● Instructions to follow: Every entry needs to be reproduced exactly.

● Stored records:

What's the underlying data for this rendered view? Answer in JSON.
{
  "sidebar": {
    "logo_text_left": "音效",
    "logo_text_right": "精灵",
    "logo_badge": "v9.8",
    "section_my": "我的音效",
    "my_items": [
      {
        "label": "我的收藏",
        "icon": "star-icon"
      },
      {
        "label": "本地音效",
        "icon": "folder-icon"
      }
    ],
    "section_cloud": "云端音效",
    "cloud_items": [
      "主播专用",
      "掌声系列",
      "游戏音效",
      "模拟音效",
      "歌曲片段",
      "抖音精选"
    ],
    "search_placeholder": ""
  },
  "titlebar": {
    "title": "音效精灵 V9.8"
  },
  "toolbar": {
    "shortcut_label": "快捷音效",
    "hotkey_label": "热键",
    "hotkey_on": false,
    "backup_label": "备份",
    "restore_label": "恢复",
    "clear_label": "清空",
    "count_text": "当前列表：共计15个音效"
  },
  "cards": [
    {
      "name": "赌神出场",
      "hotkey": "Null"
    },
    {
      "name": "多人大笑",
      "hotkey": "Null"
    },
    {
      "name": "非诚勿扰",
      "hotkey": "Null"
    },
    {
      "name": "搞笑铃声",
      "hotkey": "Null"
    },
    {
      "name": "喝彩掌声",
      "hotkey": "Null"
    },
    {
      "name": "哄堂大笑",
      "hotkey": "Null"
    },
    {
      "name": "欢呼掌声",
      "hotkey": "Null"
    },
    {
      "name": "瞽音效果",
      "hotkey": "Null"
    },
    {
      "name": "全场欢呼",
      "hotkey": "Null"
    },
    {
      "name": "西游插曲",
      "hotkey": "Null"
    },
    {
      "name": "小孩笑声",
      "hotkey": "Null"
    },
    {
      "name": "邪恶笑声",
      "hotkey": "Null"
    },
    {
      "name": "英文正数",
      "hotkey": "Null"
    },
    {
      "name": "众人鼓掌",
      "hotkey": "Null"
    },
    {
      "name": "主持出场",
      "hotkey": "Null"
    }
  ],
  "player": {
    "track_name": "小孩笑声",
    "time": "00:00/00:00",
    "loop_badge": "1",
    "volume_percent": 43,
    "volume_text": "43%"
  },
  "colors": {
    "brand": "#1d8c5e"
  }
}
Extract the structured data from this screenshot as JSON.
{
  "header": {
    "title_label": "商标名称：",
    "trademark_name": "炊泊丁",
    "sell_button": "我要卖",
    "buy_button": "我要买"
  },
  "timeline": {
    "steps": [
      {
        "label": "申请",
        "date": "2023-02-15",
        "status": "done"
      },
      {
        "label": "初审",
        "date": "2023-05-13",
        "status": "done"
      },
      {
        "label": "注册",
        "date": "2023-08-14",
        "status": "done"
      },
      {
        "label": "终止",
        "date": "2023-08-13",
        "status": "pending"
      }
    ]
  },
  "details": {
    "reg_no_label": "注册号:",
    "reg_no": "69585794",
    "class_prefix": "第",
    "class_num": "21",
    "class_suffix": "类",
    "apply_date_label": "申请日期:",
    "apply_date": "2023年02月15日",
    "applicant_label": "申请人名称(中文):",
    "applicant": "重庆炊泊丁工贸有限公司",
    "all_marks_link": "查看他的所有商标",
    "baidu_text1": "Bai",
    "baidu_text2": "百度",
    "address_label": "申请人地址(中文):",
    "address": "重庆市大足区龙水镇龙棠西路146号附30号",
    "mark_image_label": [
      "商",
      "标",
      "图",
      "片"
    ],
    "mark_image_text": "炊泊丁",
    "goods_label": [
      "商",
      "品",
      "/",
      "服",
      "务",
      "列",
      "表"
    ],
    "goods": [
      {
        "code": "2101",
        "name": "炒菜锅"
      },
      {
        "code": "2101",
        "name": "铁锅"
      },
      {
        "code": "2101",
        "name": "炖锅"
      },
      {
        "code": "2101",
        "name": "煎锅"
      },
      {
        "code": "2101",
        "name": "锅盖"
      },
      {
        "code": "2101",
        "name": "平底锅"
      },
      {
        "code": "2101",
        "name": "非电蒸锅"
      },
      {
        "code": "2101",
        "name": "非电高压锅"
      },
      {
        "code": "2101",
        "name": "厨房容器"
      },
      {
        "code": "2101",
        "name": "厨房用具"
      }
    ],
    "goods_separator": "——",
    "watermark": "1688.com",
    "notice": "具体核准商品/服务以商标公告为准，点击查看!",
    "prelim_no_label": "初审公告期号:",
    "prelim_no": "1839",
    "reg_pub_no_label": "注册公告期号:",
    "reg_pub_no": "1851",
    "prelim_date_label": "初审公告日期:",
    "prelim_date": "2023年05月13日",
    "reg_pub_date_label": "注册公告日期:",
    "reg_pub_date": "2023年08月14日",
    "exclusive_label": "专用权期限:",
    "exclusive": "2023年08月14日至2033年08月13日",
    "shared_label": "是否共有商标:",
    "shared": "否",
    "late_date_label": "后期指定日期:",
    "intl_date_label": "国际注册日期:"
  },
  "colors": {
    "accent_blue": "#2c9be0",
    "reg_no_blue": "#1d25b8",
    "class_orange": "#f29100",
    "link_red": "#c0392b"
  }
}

● Problem solution:
What's the underlying data for this rendered view? Answer in JSON.
{
  "sidebar": {
    "logo_text_left": "音效",
    "logo_text_right": "精灵",
    "logo_badge": "v9.8",
    "section_my": "我的音效",
    "my_items": [
      {
        "label": "我的收藏",
        "icon": "star-icon"
      },
      {
        "label": "本地音效",
        "icon": "folder-icon"
      }
    ],
    "section_cloud": "云端音效",
    "cloud_items": [
      "主播专用",
      "掌声系列",
      "游戏音效",
      "模拟音效",
      "歌曲片段",
      "抖音精选"
    ],
    "search_placeholder": ""
  },
  "titlebar": {
    "title": "音效精灵 V9.8"
  },
  "toolbar": {
    "shortcut_label": "快捷音效",
    "hotkey_label": "热键",
    "hotkey_on": false,
    "backup_label": "备份",
    "restore_label": "恢复",
    "clear_label": "清空",
    "count_text": "当前列表：共计15个音效"
  },
  "cards": [
    {
      "name": "赌神出场",
      "hotkey": "Null"
    },
    {
      "name": "多人大笑",
      "hotkey": "Null"
    },
    {
      "name": "非诚勿扰",
      "hotkey": "Null"
    },
    {
      "name": "搞笑铃声",
      "hotkey": "Null"
    },
    {
      "name": "喝彩掌声",
      "hotkey": "Null"
    },
    {
      "name": "哄堂大笑",
      "hotkey": "Null"
    },
    {
      "name": "欢呼掌声",
      "hotkey": "Null"
    },
    {
      "name": "瞽音效果",
      "hotkey": "Null"
    },
    {
      "name": "全场欢呼",
      "hotkey": "Null"
    },
    {
      "name": "西游插曲",
      "hotkey": "Null"
    },
    {
      "name": "小孩笑声",
      "hotkey": "Null"
    },
    {
      "name": "邪恶笑声",
      "hotkey": "Null"
    },
    {
      "name": "英文正数",
      "hotkey": "Null"
    },
    {
      "name": "众人鼓掌",
      "hotkey": "Null"
    },
    {
      "name": "主持出场",
      "hotkey": "Null"
    }
  ],
  "player": {
    "track_name": "小孩笑声",
    "time": "00:00/00:00",
    "loop_badge": "1",
    "volume_percent": 43,
    "volume_text": "43%"
  },
  "colors": {
    "brand": "#1d8c5e"
  }
}
Extract the structured data from this screenshot as JSON.
{
  "header": {
    "title_label": "商标名称：",
    "trademark_name": "炊泊丁",
    "sell_button": "我要卖",
    "buy_button": "我要买"
  },
  "timeline": {
    "steps": [
      {
        "label": "申请",
        "date": "2023-02-15",
        "status": "done"
      },
      {
        "label": "初审",
        "date": "2023-05-13",
        "status": "done"
      },
      {
        "label": "注册",
        "date": "2023-08-14",
        "status": "done"
      },
      {
        "label": "终止",
        "date": "2023-08-13",
        "status": "pending"
      }
    ]
  },
  "details": {
    "reg_no_label": "注册号:",
    "reg_no": "69585794",
    "class_prefix": "第",
    "class_num": "21",
    "class_suffix": "类",
    "apply_date_label": "申请日期:",
    "apply_date": "2023年02月15日",
    "applicant_label": "申请人名称(中文):",
    "applicant": "重庆炊泊丁工贸有限公司",
    "all_marks_link": "查看他的所有商标",
    "baidu_text1": "Bai",
    "baidu_text2": "百度",
    "address_label": "申请人地址(中文):",
    "address": "重庆市大足区龙水镇龙棠西路146号附30号",
    "mark_image_label": [
      "商",
      "标",
      "图",
      "片"
    ],
    "mark_image_text": "炊泊丁",
    "goods_label": [
      "商",
      "品",
      "/",
      "服",
      "务",
      "列",
      "表"
    ],
    "goods": [
      {
        "code": "2101",
        "name": "炒菜锅"
      },
      {
        "code": "2101",
        "name": "铁锅"
      },
      {
        "code": "2101",
        "name": "炖锅"
      },
      {
        "code": "2101",
        "name": "煎锅"
      },
      {
        "code": "2101",
        "name": "锅盖"
      },
      {
        "code": "2101",
        "name": "平底锅"
      },
      {
        "code": "2101",
        "name": "非电蒸锅"
      },
      {
        "code": "2101",
        "name": "非电高压锅"
      },
      {
        "code": "2101",
        "name": "厨房容器"
      },
      {
        "code": "2101",
        "name": "厨房用具"
      }
    ],
    "goods_separator": "——",
    "watermark": "1688.com",
    "notice": "具体核准商品/服务以商标公告为准，点击查看!",
    "prelim_no_label": "初审公告期号:",
    "prelim_no": "1839",
    "reg_pub_no_label": "注册公告期号:",
    "reg_pub_no": "1851",
    "prelim_date_label": "初审公告日期:",
    "prelim_date": "2023年05月13日",
    "reg_pub_date_label": "注册公告日期:",
    "reg_pub_date": "2023年08月14日",
    "exclusive_label": "专用权期限:",
    "exclusive": "2023年08月14日至2033年08月13日",
    "shared_label": "是否共有商标:",
    "shared": "否",
    "late_date_label": "后期指定日期:",
    "intl_date_label": "国际注册日期:"
  },
  "colors": {
    "accent_blue": "#2c9be0",
    "reg_no_blue": "#1d25b8",
    "class_orange": "#f29100",
    "link_red": "#c0392b"
  }
}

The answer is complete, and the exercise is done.